The union refused to budge, the City Council went ahead with cuts, city executives warned of possible layoffs, and in July, pink slips were given to three sworn officers. Termination was scheduled for Wednesday, and we joined several community leaders in admonishing the potential layoffs.

But in that time, three other members of the department retired or transferred, freeing up resources to rescind the pink slips. Of course we’re happy, as the entire community should be, that Glendale’s been spared the hardest of cuts to a vital public safety agency.

Still, what if the retirements hadn’t gone through? We’d likely be editorializing on a different outcome. And so, while we’re glad to see it work out in the end, let’s not forget what put us in this precarious situation.


Every city employee union that was up for contract renewal this fiscal year gave up a little for the greater health of the overall budget, and ultimately, the job security of their fellow civil servants. Every union, that is, except the Glendale Police Officers Assn.

Our position on that entrenchment was never about whether the raises were deserved. Of course they were, but these have also been extraordinary economic times, which begs for acknowledgment from stakeholders — taxpayers, elected officials, businesses and civil servants. The police union never acknowledged the dire straits in the most productive way they could, putting three officers out on the line to dry for weeks as they hoped a work-around could be found to save their jobs.

Let’s keep that in mind during the mid-fiscal-year review and next city budget session.
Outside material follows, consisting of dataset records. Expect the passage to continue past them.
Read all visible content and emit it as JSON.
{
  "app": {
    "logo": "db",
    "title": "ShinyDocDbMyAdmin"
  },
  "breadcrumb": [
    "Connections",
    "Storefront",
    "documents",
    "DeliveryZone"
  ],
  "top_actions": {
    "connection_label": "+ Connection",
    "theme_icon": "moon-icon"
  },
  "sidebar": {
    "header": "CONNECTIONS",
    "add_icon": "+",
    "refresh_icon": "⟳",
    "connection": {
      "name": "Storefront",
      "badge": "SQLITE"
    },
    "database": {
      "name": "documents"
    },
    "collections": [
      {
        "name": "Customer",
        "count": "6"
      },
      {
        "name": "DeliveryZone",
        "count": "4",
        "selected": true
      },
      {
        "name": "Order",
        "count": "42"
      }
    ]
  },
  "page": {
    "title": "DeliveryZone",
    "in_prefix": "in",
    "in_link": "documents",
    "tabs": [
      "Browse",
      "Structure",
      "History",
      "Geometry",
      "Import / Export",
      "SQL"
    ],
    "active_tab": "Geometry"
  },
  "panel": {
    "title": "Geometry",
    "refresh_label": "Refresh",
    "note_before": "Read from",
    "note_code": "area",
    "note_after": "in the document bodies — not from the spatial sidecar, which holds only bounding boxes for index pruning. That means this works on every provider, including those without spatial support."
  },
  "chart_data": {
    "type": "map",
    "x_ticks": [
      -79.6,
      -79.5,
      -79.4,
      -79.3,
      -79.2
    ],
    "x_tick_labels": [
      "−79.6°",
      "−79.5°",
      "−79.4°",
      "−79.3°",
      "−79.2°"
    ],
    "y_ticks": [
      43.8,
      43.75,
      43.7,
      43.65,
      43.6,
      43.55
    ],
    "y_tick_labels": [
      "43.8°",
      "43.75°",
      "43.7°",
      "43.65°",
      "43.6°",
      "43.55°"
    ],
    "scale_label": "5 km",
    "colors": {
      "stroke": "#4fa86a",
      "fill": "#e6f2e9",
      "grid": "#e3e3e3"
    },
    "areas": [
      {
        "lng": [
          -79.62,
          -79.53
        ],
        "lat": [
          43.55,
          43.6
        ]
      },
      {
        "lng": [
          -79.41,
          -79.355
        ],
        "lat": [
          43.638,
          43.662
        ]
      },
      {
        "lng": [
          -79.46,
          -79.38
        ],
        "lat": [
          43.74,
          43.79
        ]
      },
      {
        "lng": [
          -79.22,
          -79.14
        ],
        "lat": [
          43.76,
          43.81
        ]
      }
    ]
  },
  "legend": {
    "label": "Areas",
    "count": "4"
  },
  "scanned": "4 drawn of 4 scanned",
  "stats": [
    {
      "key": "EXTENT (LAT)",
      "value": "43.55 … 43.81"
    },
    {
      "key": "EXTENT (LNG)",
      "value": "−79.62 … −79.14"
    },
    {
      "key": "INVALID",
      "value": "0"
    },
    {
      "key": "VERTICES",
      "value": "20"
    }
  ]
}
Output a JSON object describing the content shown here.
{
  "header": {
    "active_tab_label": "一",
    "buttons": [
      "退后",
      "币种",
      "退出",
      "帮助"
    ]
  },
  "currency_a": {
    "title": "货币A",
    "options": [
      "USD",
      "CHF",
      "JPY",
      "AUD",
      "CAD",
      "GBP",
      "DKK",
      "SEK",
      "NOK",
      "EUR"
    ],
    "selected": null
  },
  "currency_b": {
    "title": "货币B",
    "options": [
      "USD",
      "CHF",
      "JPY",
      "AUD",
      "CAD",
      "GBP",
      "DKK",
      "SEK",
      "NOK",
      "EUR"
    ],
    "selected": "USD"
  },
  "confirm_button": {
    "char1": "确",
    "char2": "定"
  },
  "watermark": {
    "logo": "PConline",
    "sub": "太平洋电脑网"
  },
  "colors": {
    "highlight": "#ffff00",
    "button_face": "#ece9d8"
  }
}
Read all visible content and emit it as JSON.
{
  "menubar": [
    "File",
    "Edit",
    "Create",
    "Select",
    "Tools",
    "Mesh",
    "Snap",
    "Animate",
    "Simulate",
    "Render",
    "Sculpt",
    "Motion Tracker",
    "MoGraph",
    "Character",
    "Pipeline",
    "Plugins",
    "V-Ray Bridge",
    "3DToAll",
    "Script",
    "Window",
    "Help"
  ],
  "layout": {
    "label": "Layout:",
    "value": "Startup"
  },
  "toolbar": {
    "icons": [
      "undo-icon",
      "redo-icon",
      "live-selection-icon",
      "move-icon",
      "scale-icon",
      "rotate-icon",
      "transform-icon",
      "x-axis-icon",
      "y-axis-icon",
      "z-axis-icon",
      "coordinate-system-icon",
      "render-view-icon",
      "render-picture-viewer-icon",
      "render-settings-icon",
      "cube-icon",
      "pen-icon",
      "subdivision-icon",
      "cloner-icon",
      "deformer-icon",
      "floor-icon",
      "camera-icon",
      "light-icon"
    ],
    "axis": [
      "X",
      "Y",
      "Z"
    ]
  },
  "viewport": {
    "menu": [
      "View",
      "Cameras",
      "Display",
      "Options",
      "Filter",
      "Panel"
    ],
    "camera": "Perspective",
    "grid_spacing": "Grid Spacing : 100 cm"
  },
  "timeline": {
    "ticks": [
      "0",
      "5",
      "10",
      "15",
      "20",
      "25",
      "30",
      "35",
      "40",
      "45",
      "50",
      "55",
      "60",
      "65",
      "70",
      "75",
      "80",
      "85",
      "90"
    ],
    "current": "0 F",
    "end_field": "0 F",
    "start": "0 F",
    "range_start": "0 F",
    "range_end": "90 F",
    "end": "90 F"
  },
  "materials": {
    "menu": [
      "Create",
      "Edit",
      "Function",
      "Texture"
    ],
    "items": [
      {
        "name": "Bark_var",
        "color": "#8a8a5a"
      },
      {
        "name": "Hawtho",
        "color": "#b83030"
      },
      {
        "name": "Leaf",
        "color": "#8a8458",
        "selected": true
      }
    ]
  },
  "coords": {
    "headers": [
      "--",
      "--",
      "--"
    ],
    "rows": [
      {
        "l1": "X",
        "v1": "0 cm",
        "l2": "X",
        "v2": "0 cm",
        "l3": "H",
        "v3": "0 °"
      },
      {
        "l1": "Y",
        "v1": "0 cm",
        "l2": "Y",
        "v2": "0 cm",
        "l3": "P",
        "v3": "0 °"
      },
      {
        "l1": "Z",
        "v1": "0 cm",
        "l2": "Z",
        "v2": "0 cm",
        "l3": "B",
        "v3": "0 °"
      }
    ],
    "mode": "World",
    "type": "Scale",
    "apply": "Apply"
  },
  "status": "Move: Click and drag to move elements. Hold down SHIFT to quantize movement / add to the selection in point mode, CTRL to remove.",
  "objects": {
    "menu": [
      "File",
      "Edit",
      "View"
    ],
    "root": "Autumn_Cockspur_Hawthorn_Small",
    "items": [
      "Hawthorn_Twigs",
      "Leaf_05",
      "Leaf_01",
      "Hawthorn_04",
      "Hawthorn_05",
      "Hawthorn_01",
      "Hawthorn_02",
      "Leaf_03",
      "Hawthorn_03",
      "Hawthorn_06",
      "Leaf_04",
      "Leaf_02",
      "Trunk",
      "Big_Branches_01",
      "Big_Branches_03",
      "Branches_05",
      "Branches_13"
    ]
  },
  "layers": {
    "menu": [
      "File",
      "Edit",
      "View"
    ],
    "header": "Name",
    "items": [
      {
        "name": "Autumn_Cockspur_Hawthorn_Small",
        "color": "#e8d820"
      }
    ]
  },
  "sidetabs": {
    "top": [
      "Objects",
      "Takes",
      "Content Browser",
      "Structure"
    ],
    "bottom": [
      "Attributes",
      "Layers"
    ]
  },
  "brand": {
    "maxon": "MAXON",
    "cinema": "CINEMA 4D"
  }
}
The economy may be flattening, but on a plane far below what it was. The Police Department may be out of the woods, but only for the time being.